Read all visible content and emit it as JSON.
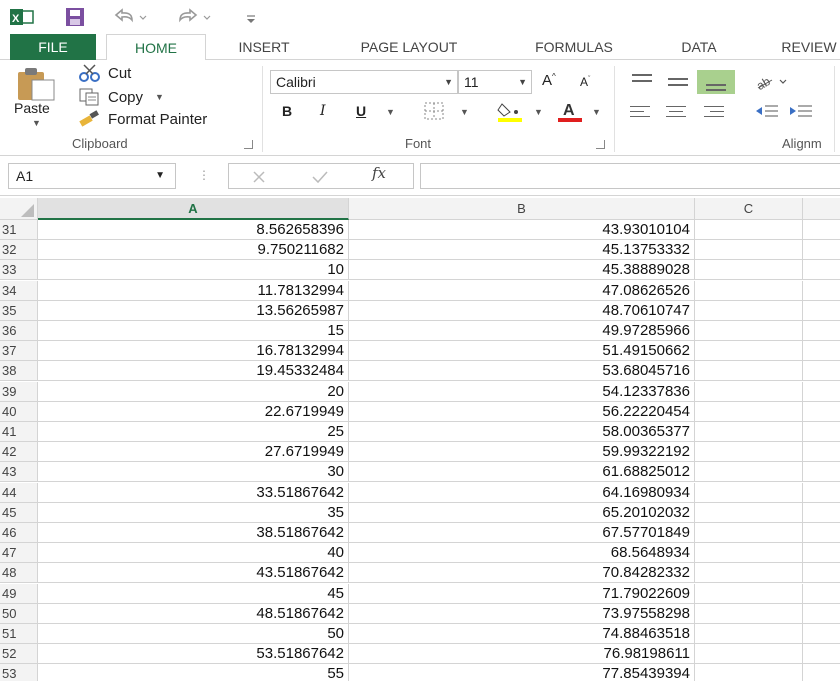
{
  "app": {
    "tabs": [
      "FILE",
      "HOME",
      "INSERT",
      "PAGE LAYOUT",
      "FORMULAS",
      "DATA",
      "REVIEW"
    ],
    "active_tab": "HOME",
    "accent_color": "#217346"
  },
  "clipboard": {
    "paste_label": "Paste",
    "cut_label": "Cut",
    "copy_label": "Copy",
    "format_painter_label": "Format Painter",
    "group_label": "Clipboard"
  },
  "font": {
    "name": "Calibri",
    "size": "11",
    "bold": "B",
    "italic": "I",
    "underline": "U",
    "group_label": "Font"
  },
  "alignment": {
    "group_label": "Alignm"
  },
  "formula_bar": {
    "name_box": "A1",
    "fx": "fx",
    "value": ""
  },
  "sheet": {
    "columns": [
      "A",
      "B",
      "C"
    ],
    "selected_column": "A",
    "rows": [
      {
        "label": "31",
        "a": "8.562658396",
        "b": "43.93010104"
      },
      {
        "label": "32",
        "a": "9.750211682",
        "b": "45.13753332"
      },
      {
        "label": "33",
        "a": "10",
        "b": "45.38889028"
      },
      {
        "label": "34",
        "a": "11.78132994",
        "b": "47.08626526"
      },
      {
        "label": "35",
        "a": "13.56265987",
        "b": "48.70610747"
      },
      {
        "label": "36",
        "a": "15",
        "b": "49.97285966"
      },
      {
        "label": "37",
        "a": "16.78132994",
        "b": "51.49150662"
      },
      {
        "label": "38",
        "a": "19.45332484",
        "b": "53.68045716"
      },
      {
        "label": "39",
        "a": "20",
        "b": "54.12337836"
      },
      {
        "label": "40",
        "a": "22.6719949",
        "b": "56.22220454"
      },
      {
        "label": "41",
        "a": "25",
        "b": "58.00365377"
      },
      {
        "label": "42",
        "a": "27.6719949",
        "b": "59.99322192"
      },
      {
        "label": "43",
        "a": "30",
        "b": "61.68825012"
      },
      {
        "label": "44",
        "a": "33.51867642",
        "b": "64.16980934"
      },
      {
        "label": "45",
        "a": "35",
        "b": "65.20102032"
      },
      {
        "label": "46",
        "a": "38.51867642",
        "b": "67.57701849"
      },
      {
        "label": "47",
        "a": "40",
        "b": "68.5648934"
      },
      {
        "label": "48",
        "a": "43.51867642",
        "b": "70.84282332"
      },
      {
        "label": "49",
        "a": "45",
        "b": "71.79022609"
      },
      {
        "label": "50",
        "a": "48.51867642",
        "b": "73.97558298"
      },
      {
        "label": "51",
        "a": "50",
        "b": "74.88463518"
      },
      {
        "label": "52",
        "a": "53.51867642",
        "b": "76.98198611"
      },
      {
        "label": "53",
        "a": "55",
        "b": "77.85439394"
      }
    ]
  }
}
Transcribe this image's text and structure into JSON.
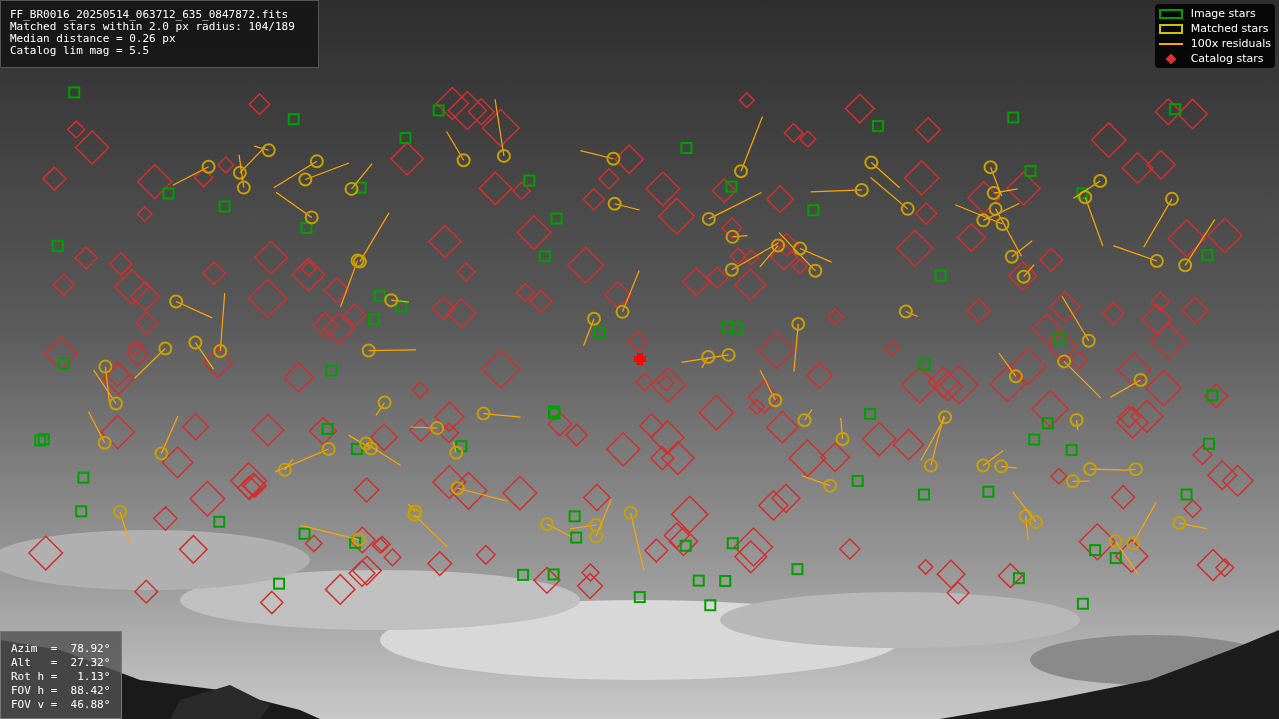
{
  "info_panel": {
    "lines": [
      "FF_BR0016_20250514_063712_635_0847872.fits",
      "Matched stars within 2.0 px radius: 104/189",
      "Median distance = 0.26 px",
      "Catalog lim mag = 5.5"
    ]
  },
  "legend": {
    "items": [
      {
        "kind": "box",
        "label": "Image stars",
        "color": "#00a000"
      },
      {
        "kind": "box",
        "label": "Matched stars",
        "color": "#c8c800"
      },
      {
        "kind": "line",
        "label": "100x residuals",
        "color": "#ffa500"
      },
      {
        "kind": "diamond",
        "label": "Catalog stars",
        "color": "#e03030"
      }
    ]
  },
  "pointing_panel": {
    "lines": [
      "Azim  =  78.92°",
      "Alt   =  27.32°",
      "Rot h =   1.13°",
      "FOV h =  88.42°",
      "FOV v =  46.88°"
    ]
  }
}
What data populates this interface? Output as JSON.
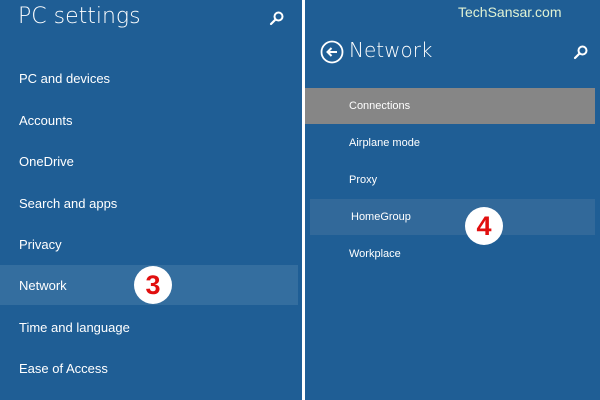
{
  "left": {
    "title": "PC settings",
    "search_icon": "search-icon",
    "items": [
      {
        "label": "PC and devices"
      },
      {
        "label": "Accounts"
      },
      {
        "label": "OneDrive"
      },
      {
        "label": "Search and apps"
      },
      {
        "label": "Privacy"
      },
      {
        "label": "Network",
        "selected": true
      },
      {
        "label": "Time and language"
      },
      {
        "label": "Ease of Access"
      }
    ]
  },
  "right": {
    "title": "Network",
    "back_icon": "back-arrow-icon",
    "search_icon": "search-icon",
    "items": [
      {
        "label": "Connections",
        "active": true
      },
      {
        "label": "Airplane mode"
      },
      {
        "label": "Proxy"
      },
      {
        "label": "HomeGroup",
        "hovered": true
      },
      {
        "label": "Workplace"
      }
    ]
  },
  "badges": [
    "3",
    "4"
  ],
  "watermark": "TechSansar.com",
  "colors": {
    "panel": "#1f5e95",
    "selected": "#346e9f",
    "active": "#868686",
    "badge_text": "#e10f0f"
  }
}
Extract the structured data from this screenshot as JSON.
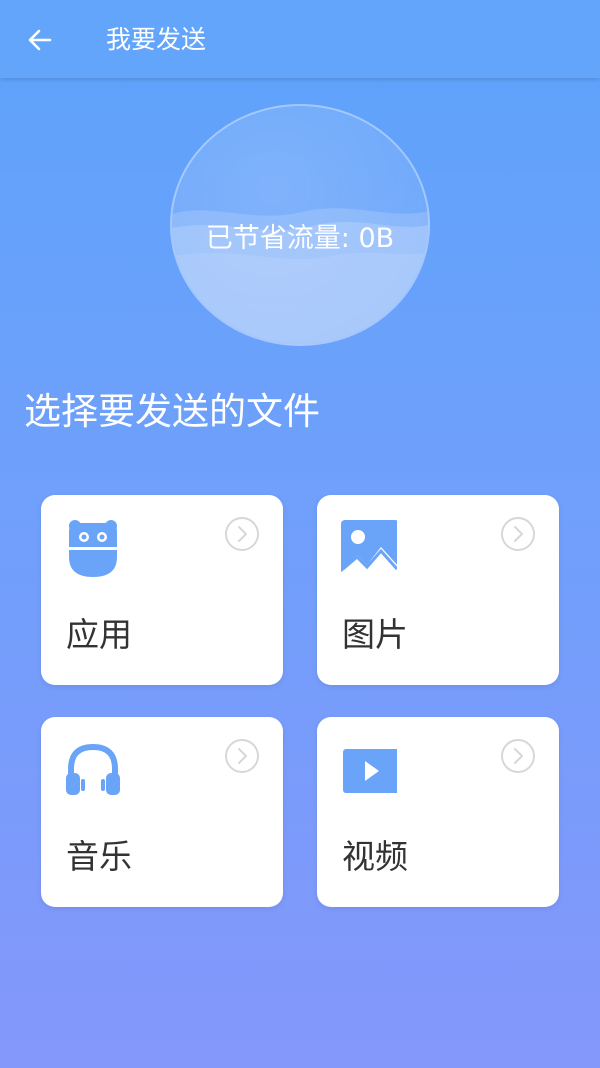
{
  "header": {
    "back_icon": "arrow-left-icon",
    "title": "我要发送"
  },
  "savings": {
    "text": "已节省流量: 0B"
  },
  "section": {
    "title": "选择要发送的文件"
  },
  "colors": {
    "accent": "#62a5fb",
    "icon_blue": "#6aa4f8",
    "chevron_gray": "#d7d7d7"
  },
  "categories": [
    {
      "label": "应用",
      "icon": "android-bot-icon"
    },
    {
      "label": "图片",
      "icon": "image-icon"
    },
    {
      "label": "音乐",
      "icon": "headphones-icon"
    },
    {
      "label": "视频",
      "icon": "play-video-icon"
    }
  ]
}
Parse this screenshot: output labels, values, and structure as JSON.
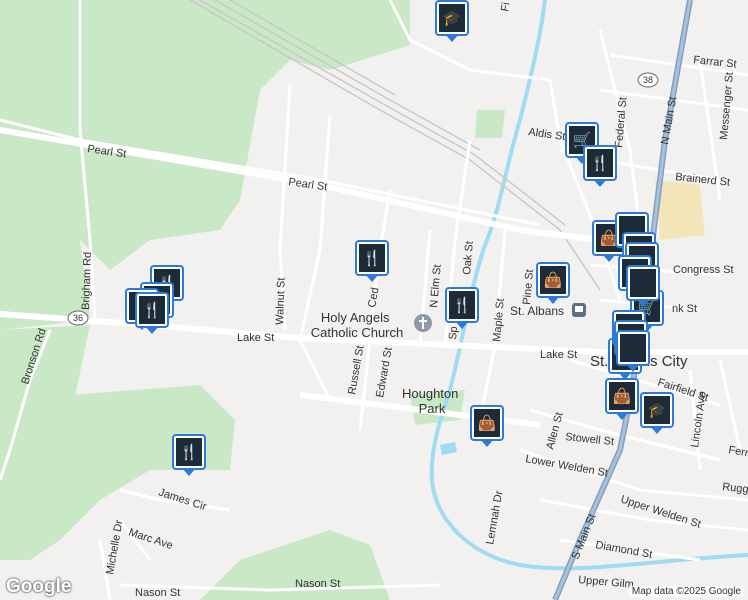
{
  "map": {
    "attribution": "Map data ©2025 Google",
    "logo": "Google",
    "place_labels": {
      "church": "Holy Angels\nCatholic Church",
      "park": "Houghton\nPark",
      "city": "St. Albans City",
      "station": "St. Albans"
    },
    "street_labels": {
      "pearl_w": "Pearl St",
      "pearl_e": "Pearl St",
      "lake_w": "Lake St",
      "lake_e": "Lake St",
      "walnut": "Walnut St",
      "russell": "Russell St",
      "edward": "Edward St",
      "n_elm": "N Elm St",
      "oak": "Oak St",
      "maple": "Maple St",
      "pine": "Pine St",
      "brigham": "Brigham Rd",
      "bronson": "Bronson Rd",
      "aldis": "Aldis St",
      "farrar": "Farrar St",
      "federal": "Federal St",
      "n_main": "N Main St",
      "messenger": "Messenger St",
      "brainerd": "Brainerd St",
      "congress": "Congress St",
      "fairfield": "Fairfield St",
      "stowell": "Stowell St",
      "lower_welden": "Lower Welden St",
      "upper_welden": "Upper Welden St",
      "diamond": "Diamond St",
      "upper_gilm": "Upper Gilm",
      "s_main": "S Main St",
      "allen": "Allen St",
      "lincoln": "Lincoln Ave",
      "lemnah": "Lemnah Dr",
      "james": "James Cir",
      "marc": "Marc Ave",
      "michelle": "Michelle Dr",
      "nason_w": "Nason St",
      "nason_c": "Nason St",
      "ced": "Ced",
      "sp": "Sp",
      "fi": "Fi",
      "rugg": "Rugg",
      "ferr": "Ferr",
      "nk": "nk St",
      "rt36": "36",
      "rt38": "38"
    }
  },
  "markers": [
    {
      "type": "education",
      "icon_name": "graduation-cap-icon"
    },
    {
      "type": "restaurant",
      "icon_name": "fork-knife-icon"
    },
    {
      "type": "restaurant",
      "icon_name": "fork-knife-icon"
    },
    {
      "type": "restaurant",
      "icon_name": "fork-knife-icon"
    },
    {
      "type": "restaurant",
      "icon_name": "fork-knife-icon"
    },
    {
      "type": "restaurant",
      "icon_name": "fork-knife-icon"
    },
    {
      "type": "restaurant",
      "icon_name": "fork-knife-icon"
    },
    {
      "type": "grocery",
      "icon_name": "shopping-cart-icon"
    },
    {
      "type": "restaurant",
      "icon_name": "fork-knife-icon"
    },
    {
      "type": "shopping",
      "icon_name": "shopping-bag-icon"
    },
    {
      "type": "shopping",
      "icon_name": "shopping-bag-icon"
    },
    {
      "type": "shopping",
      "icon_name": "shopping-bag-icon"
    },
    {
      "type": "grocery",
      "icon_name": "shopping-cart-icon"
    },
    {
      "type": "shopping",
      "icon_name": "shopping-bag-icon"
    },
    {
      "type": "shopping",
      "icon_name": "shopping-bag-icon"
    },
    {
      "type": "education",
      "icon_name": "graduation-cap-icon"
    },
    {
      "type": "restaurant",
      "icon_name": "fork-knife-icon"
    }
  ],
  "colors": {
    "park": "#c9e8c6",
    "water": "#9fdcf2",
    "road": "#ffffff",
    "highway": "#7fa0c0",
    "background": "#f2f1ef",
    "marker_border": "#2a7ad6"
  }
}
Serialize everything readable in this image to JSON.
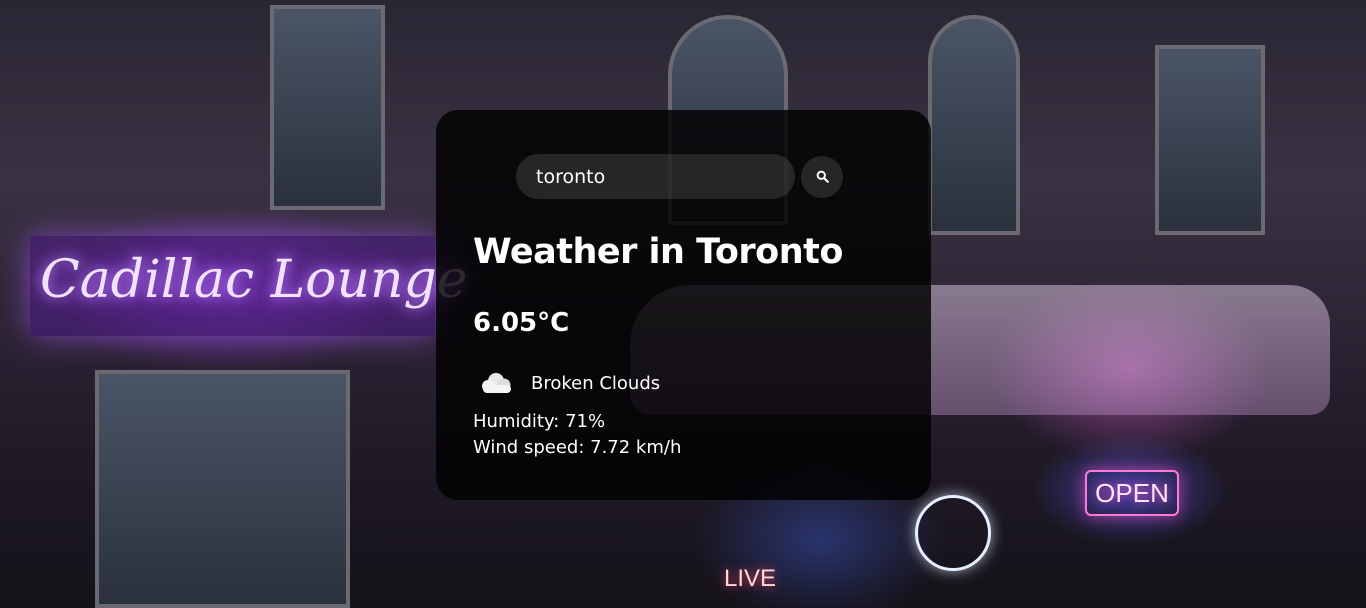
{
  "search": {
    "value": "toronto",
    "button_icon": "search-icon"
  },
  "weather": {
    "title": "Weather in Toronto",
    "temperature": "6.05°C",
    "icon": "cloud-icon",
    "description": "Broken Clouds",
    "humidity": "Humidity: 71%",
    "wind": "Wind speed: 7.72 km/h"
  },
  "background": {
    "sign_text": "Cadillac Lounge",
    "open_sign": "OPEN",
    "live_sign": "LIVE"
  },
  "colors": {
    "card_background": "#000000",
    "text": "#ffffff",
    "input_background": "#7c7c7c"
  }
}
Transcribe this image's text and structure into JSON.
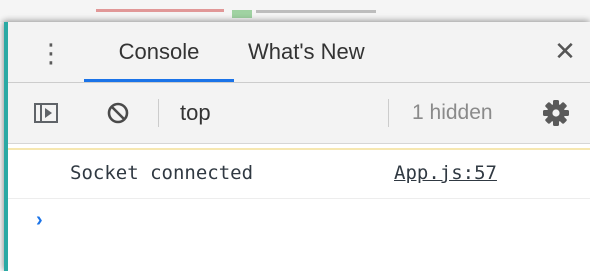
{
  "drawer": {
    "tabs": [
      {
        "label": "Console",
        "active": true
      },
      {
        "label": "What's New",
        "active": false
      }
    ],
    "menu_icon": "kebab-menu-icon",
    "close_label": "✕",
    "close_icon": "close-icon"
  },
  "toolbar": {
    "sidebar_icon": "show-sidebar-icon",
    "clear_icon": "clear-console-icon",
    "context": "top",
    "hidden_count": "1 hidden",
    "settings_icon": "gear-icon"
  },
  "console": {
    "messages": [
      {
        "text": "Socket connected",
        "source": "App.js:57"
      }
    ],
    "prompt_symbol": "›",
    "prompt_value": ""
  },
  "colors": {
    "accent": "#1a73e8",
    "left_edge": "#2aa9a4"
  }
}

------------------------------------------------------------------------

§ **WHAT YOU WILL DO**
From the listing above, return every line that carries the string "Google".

§ **RESULT OF THE EXERCISE**
    "attribution": "Map data ©2025 Google",
    "logo": "Google",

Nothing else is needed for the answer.